I land on bended knees, doing a perfect shoulder-roll; my PE teacher in Hell would be proud with me seeing this. I get up, dust grass off my shoulders and run to the fence. Demons are much stronger and stayer than humans, and my demonic genes make me able to do things I would regret doing were I a human. I climb over the fence and walk up the street. The little grocery is just where it should be – and so is the bus stop.

When I get into the bus, there’s only one more passenger inside, and it’s Peter. We nod head at each other, standing side by side by the window, but we don’t talk. He has a huge backpack; I guess his camera is much more professional than I thought.

“Won’t the teacher ask questions when we show her the film?” I ask. Just imagine: a group of teens shoots a film at a cemetery, in the middle of the night, and then take it to school to be graded. I can imagine a lot of question a teacher can ask after watching it, including ‘where the hell were your parents?’ and ‘what’s wrong with you?’.

“Nah, she’s cool,” Peter shrugs his shoulders. He’s dressed all in black, in the kind of clothes my mom bought for me and my dad forbad me to wear. There’s a huge scull in the middle of his T-shirt, and he has so many piercings I can hardly see his eyes.

“Hey, Peter? What subculture do you belong to?” I ask out of pure curiosity.

Peter just laughs at me.

“These are clip earrings,” he points at his ears and shrugs his shoulder. “Rachel likes punk.”

At first I can’t see the connection between these two, and I stare at Peter like an idiot. He looks away; of course he’s not going to discuss it any further. So he likes Rachel; I bet he made his comment to make sure I know he’s had the first dibs on her.

“She doesn’t look like she likes punk,” I comment.

“You should see her playlist,” he mutters and turns toward me again. His face has a fierce look to it. “We’re almost a couple.”

“Does she know about it?” I ask a bit ironically.

Peter glares at me.

“Keep away off her,” he mutters, and then smiles broadly. I’m taken aback, but then I realise he looks at someone behind me. His smile isn’t meant for me – the bus stopped and Rachel has just got in.

“Hey, boys.”

She has on a black mini and a leather jacket, and her legs are so amazingly long in black boots. Her hair is as dark as the night sky outside, and I could tell her eyes are like stars – but I won’t, I don’t want to sound like an idiot.

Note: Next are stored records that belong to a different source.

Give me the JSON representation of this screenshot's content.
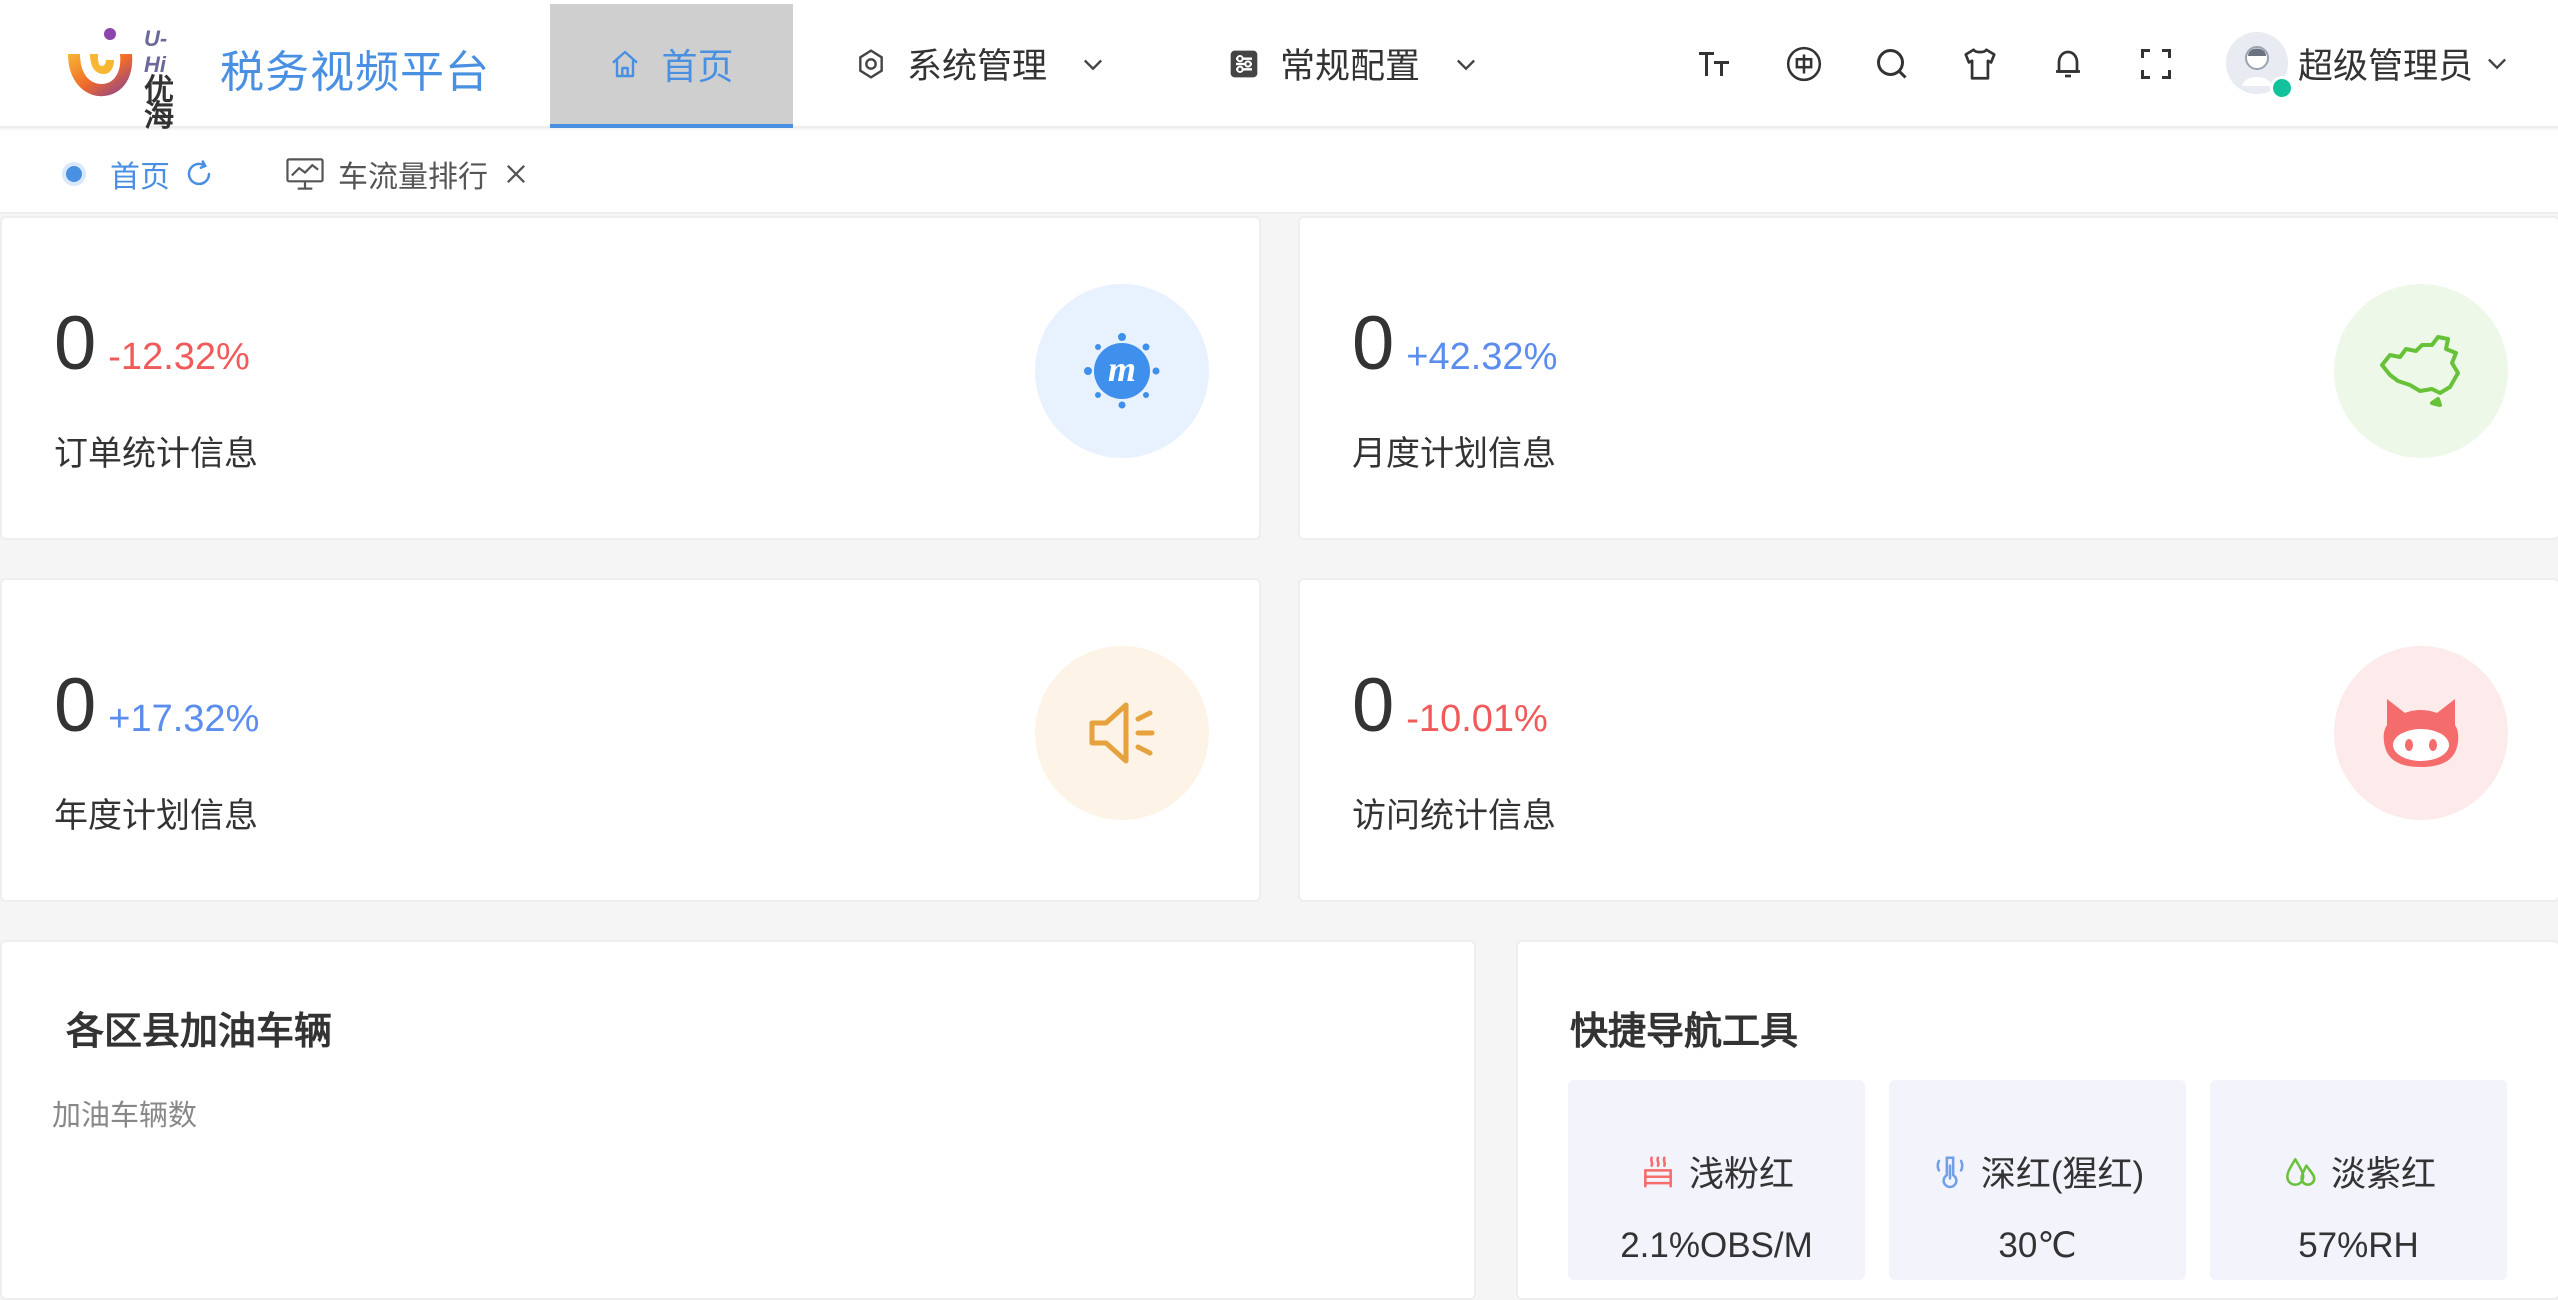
{
  "header": {
    "logo_en": "U-Hi",
    "logo_cn": "优海",
    "app_title": "税务视频平台",
    "nav": {
      "home": "首页",
      "system": "系统管理",
      "config": "常规配置"
    },
    "tools": [
      "font-size-icon",
      "language-icon",
      "search-icon",
      "theme-icon",
      "bell-icon",
      "fullscreen-icon"
    ],
    "user_name": "超级管理员"
  },
  "tabs": [
    {
      "label": "首页"
    },
    {
      "label": "车流量排行"
    }
  ],
  "stats": [
    {
      "value": "0",
      "change": "-12.32%",
      "label": "订单统计信息",
      "icon": "meetup-icon",
      "color": "#4a90e2"
    },
    {
      "value": "0",
      "change": "+42.32%",
      "label": "月度计划信息",
      "icon": "china-map-icon",
      "color": "#67c23a"
    },
    {
      "value": "0",
      "change": "+17.32%",
      "label": "年度计划信息",
      "icon": "speaker-icon",
      "color": "#e6a23c"
    },
    {
      "value": "0",
      "change": "-10.01%",
      "label": "访问统计信息",
      "icon": "github-icon",
      "color": "#f56c6c"
    }
  ],
  "fuel_panel": {
    "title": "各区县加油车辆",
    "subtitle": "加油车辆数"
  },
  "quick_nav": {
    "title": "快捷导航工具",
    "tiles": [
      {
        "label": "浅粉红",
        "value": "2.1%OBS/M",
        "icon": "heater-icon",
        "color": "#f56c6c"
      },
      {
        "label": "深红(猩红)",
        "value": "30℃",
        "icon": "temperature-icon",
        "color": "#6fa0e8"
      },
      {
        "label": "淡紫红",
        "value": "57%RH",
        "icon": "humidity-icon",
        "color": "#67c23a"
      }
    ]
  }
}
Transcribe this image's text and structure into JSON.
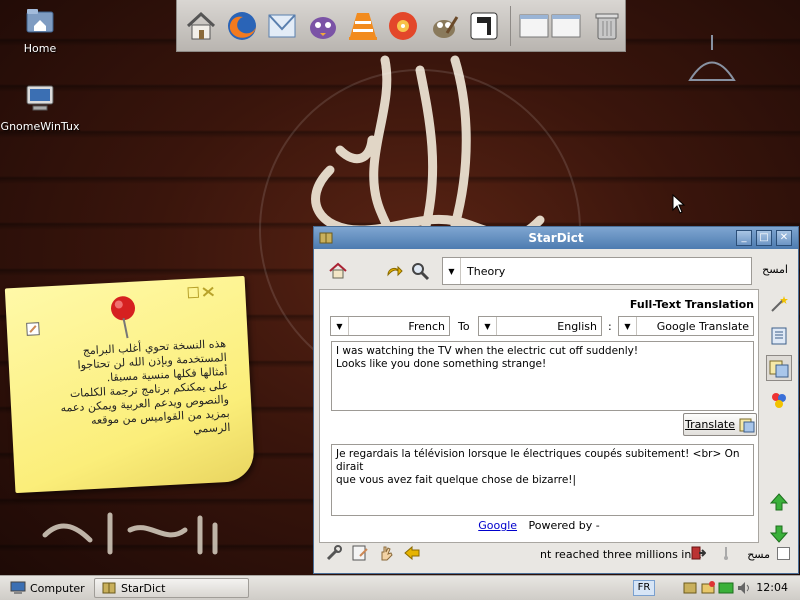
{
  "desktop": {
    "icons": [
      {
        "label": "Home"
      },
      {
        "label": "GnomeWinTux"
      }
    ],
    "calligraphy_bottom": "الا رسول الله"
  },
  "dock": {
    "items": [
      "home-folder",
      "firefox",
      "mail",
      "pidgin",
      "vlc",
      "brasero",
      "gimp",
      "inkscape",
      "windows",
      "trash"
    ]
  },
  "sticky": {
    "text": "هذه النسخة تحوي أغلب البرامج\nالمستخدمة وبإذن الله لن تحتاجوا\nأمثالها فكلها منسية مسبقا.\nعلى يمكنكم برنامج ترجمة الكلمات\nوالنصوص ويدعم العربية ويمكن دعمه\nبمزيد من القواميس من موقعه\nالرسمي"
  },
  "stardict": {
    "title": "StarDict",
    "search": {
      "value": "Theory",
      "clear_label": "امسح"
    },
    "fulltext": {
      "title": "Full-Text Translation",
      "from_lang": "French",
      "to_label": "To",
      "to_lang": "English",
      "sep": ":",
      "engine": "Google Translate",
      "source_text": "I was watching the TV when the electric cut off suddenly!\nLooks like you done something strange!",
      "translate_label": "Translate",
      "result_text": "Je regardais la télévision lorsque le électriques coupés subitement! <br> On dirait\nque vous avez fait quelque chose de bizarre!|",
      "powered_link": "Google",
      "powered_text": "Powered by -"
    },
    "bottom": {
      "scan_text": "nt reached three millions in 2",
      "scan_label": "مسح"
    }
  },
  "taskbar": {
    "computer_label": "Computer",
    "task_label": "StarDict",
    "lang": "FR",
    "clock": "12:04"
  },
  "colors": {
    "title_blue": "#4d7bb0",
    "sticky_yellow": "#fbee7a",
    "link": "#0000cc"
  }
}
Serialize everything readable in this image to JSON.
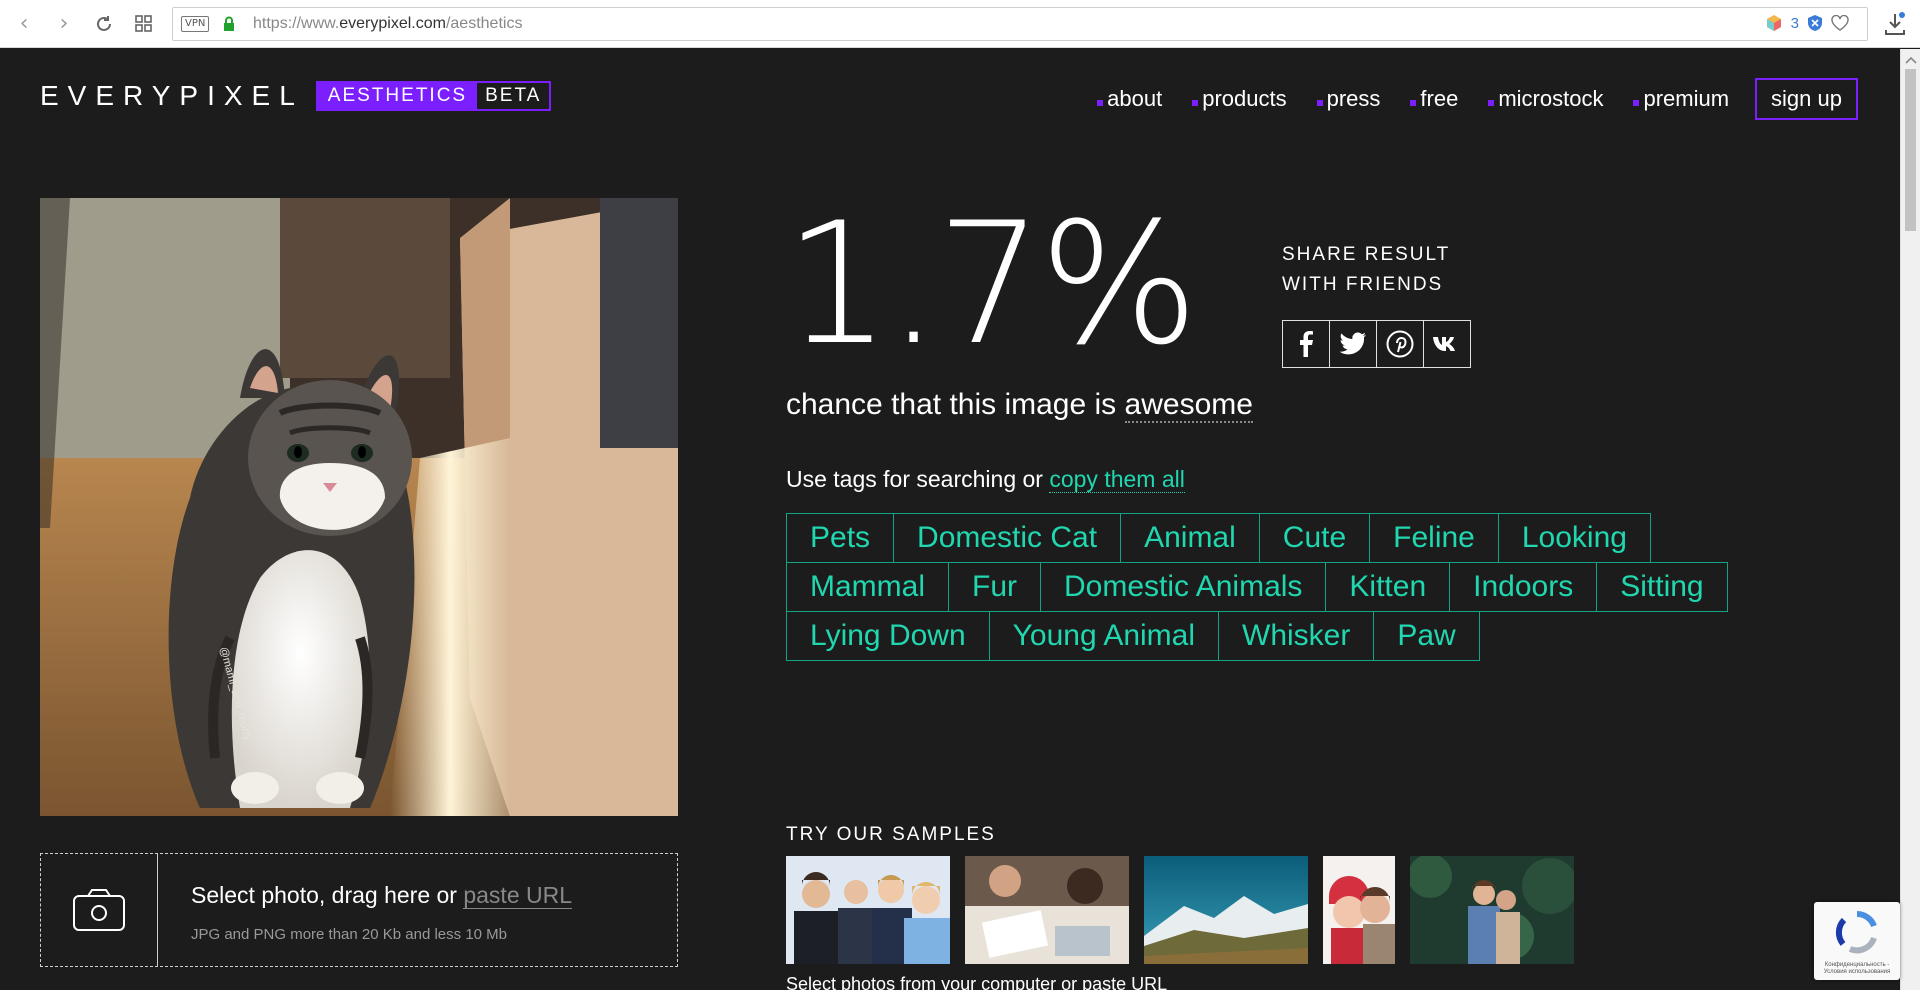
{
  "browser": {
    "vpn_label": "VPN",
    "url_prefix": "https://www.",
    "url_domain": "everypixel.com",
    "url_path": "/aesthetics",
    "extension_count": "3"
  },
  "header": {
    "logo_text": "EVERYPIXEL",
    "badge_aesthetics": "AESTHETICS",
    "badge_beta": "BETA",
    "nav": [
      "about",
      "products",
      "press",
      "free",
      "microstock",
      "premium"
    ],
    "signup_label": "sign up"
  },
  "result": {
    "score": "1.7%",
    "chance_prefix": "chance that this image is",
    "chance_word": "awesome",
    "share_line1": "SHARE RESULT",
    "share_line2": "WITH FRIENDS"
  },
  "tags": {
    "intro": "Use tags for searching or",
    "copy_link": "copy them all",
    "rows": [
      [
        "Pets",
        "Domestic Cat",
        "Animal",
        "Cute",
        "Feline",
        "Looking"
      ],
      [
        "Mammal",
        "Fur",
        "Domestic Animals",
        "Kitten",
        "Indoors",
        "Sitting"
      ],
      [
        "Lying Down",
        "Young Animal",
        "Whisker",
        "Paw"
      ]
    ]
  },
  "photo": {
    "watermark": "@mami_and_morty"
  },
  "upload": {
    "main_text": "Select photo, drag here or",
    "paste_link": "paste URL",
    "hint": "JPG and PNG more than 20 Kb and less 10 Mb"
  },
  "samples": {
    "title": "TRY OUR SAMPLES",
    "subtitle": "Select photos from your computer or paste URL"
  },
  "recaptcha": {
    "text": "Конфиденциальность - Условия использования"
  }
}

The point is, more or less, that now I understand; a demon can easily fall in love with a human.

Join MovellasFind out what all the buzz is about. Join now to start sharing your creativity and passion
Loading ...